• [TASK GOAL] Work out how many lines in the data below contain "this", and state that count with nothing added.

• [DATASET RECORDS]
•••

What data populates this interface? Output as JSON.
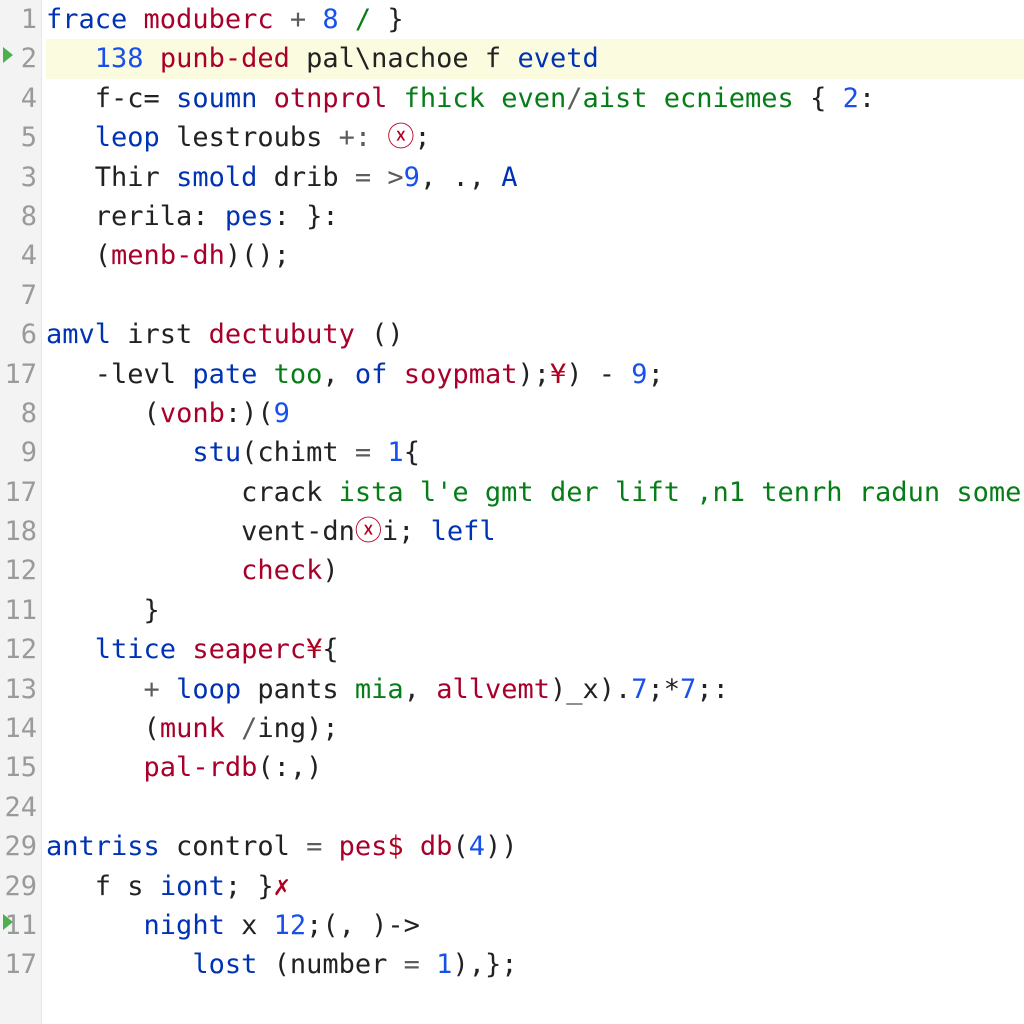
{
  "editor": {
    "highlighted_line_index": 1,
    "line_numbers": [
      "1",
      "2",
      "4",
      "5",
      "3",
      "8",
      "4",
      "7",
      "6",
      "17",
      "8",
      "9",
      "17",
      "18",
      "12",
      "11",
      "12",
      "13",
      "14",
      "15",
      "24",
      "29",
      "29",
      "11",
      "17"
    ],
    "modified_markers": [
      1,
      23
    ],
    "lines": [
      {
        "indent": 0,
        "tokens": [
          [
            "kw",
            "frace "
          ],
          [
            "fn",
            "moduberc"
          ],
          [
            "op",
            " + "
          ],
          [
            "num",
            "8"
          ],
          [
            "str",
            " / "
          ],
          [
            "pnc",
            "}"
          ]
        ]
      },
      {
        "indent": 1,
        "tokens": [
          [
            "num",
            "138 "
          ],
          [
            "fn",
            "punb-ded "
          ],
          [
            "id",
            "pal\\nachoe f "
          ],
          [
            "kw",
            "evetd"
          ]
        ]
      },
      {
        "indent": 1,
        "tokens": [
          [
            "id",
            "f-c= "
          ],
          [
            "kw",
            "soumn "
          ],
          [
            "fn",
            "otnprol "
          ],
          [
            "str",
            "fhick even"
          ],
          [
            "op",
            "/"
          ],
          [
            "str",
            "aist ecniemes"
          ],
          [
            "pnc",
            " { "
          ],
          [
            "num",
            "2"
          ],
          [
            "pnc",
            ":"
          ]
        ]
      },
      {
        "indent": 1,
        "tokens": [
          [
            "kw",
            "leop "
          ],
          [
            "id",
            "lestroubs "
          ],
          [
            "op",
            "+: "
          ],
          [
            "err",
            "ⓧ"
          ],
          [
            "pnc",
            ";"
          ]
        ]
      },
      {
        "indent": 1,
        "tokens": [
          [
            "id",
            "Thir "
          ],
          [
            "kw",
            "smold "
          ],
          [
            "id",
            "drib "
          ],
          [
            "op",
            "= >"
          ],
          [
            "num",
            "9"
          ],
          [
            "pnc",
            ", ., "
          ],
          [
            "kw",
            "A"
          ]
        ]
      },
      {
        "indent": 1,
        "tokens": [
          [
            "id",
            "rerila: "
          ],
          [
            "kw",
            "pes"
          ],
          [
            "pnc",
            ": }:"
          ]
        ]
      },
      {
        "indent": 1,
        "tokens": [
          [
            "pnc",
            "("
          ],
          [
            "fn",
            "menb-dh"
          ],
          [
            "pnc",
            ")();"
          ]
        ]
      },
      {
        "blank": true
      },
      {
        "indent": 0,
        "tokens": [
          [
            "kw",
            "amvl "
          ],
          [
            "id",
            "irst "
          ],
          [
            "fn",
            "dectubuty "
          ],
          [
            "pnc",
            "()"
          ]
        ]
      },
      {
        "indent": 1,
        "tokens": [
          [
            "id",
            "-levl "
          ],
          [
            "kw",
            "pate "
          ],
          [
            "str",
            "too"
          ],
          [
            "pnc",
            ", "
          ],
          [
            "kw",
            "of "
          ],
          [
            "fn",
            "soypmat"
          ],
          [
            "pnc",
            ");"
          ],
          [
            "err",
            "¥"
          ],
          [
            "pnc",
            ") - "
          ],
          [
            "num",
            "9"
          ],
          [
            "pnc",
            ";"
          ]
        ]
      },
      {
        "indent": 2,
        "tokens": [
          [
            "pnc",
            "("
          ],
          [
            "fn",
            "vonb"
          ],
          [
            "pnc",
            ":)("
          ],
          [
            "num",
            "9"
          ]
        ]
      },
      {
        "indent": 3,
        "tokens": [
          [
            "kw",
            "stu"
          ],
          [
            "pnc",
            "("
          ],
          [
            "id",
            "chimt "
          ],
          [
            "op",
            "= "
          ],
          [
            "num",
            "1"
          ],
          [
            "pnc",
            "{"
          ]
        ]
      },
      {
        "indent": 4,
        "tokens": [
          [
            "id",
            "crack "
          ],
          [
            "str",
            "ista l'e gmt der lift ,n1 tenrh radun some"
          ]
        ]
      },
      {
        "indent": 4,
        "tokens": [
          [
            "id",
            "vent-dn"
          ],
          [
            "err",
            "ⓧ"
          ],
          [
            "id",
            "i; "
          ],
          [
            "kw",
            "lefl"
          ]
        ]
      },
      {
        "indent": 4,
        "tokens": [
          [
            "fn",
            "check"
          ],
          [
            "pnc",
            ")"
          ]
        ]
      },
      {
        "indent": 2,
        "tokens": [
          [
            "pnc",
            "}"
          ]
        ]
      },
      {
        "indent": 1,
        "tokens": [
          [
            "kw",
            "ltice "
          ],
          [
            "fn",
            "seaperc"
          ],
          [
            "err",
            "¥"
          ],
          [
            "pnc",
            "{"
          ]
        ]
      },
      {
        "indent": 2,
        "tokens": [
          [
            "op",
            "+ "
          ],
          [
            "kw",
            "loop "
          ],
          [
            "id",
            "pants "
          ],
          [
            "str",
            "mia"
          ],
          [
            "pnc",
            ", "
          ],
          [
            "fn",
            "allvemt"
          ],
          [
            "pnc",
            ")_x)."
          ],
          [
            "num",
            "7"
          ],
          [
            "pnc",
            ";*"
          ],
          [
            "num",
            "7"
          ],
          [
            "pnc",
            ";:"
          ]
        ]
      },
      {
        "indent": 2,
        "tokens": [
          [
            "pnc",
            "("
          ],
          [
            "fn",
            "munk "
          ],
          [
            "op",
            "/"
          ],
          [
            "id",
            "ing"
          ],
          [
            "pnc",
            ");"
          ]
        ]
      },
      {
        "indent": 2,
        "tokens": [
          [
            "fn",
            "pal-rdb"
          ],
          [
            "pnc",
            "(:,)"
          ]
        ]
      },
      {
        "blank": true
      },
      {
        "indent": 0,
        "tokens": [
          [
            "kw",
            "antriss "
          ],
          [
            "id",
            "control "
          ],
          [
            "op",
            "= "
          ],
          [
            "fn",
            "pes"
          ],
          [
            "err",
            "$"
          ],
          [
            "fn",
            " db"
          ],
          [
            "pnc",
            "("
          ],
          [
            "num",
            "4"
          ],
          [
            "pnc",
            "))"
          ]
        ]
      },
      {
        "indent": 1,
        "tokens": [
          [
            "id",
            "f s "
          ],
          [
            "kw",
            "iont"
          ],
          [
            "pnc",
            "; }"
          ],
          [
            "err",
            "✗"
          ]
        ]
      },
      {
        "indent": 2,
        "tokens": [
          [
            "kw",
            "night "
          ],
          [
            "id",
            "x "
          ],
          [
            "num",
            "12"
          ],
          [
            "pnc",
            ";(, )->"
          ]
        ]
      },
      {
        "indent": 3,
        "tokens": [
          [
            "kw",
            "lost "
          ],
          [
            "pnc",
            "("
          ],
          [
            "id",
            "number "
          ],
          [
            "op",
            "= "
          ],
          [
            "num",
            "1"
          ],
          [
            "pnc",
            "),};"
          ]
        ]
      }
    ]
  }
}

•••

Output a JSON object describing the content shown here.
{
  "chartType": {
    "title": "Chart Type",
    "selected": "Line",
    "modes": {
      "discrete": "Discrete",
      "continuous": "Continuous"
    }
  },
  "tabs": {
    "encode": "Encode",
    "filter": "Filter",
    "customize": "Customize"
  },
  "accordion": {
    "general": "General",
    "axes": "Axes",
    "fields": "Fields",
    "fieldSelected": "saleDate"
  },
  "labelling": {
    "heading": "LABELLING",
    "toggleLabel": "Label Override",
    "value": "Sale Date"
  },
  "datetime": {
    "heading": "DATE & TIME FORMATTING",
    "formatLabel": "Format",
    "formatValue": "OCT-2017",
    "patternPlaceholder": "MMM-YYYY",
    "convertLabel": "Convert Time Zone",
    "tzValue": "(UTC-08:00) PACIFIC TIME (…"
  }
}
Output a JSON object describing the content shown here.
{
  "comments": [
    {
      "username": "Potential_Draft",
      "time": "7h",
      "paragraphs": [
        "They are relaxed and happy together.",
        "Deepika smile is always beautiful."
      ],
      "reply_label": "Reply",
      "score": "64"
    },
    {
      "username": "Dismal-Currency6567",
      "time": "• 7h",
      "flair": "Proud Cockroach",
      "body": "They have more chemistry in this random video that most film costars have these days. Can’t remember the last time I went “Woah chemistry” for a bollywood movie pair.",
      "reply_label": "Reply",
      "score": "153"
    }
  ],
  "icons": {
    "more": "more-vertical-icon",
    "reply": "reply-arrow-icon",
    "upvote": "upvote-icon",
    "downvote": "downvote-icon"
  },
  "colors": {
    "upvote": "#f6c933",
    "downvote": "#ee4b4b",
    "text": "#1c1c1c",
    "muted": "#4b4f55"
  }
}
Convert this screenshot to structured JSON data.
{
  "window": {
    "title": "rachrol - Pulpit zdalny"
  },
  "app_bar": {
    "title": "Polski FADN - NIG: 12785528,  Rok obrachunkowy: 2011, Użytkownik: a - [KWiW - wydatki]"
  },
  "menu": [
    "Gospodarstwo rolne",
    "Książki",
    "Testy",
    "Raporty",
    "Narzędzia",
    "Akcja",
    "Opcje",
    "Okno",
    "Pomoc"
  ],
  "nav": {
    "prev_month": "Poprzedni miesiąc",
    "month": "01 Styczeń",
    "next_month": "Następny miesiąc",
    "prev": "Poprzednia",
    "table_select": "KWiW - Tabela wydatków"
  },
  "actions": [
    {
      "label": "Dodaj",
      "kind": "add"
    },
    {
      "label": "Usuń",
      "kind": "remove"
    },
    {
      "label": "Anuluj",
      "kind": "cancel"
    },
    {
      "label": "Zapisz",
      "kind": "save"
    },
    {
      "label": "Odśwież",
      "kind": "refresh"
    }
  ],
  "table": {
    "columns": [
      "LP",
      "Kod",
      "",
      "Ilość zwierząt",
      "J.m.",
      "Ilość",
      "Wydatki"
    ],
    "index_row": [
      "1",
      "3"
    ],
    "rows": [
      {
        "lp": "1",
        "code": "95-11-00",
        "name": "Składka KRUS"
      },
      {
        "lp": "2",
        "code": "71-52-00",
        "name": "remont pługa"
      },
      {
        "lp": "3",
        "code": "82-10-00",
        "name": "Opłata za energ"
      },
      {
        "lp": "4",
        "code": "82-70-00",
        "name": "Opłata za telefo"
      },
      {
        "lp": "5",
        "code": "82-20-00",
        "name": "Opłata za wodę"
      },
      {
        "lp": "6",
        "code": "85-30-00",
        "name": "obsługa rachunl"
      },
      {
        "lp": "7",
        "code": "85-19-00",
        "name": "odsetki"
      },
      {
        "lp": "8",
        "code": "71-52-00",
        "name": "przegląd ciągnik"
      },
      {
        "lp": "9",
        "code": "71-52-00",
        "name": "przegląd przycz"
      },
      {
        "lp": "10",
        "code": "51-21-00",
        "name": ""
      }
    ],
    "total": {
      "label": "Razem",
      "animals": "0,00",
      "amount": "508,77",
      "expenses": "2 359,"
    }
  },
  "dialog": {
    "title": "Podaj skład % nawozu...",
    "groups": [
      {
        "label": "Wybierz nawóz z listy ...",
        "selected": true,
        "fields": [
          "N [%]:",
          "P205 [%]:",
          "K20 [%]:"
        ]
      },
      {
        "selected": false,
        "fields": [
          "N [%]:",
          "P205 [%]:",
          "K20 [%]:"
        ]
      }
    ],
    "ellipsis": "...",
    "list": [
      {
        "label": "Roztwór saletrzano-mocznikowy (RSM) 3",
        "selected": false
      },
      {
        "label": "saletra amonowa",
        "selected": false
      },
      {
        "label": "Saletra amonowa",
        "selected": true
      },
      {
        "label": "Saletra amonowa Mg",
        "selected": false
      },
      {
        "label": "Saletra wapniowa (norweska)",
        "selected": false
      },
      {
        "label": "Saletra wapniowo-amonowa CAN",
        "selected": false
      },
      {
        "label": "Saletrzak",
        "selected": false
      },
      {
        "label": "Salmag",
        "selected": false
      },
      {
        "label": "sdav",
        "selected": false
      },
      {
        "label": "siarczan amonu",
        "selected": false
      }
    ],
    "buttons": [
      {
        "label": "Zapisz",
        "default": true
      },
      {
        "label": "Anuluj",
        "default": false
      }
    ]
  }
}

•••

• [FINISHED EXERCISE] 3